#1: Drubbing the Dawgs (1990): Clemson has precious few wins over UGA. John Heisman kicked their tails many, many moons ago, but the few wins since that period were almost always closely contested ballgames. The one clear blowout of the hated Bulldogs in my lifetime came at the hands of the 1990 team. I mentioned before how that loaded team played to its potential, in my estimation, twice that season. The bowl game and this game, and when it was playing at this level, everyone could see that it was a team who could have won it all. The defense was lights out, keeping UGA out of Clemson territory nearly the entire game, and the offense eventually wore down the Bulldog defense and pulled away to win 34-3, the most decisive victory in the series for Clemson since 1955. Most of 1990 was spent squeaking out wins over Maryland, NCSU, and UNC and even the Gamecocks made the Tigers sweat some that year, but not that UGA game.
So we made it through the Abyss that was the 1990s. Ten years, one ACC title, 2 bowl wins, and not a whole lot else to write home about. Ultimately, it should serve as a cautionary tale about not taking things for granted, not cutting off your nose to spite your face, and being great at football and academics can happen at the same time, Max Lennon.
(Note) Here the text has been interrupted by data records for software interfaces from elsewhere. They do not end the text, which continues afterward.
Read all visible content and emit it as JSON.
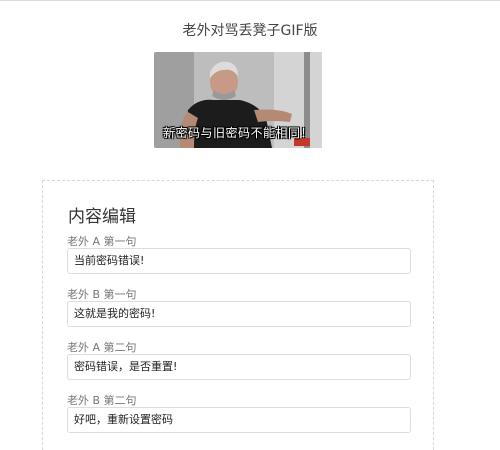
{
  "page": {
    "title": "老外对骂丢凳子GIF版"
  },
  "preview": {
    "caption": "新密码与旧密码不能相同！"
  },
  "editor": {
    "heading": "内容编辑",
    "fields": [
      {
        "label": "老外 A 第一句",
        "value": "当前密码错误!"
      },
      {
        "label": "老外 B 第一句",
        "value": "这就是我的密码!"
      },
      {
        "label": "老外 A 第二句",
        "value": "密码错误，是否重置!"
      },
      {
        "label": "老外 B 第二句",
        "value": "好吧，重新设置密码"
      }
    ]
  }
}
For you young folks who were born after this period, be thankful you didn’t have to experience crowds of under 70K in the Valley (and even 60K that one Wake game), be thankful you didn’t cross your fingers that you could find a way to beat UNC or UVA or GT. Soak that 2018 destruction of Florida State ALL the way up because it probably means to them what that 1993 game meant to us: that they are bound for the wilderness.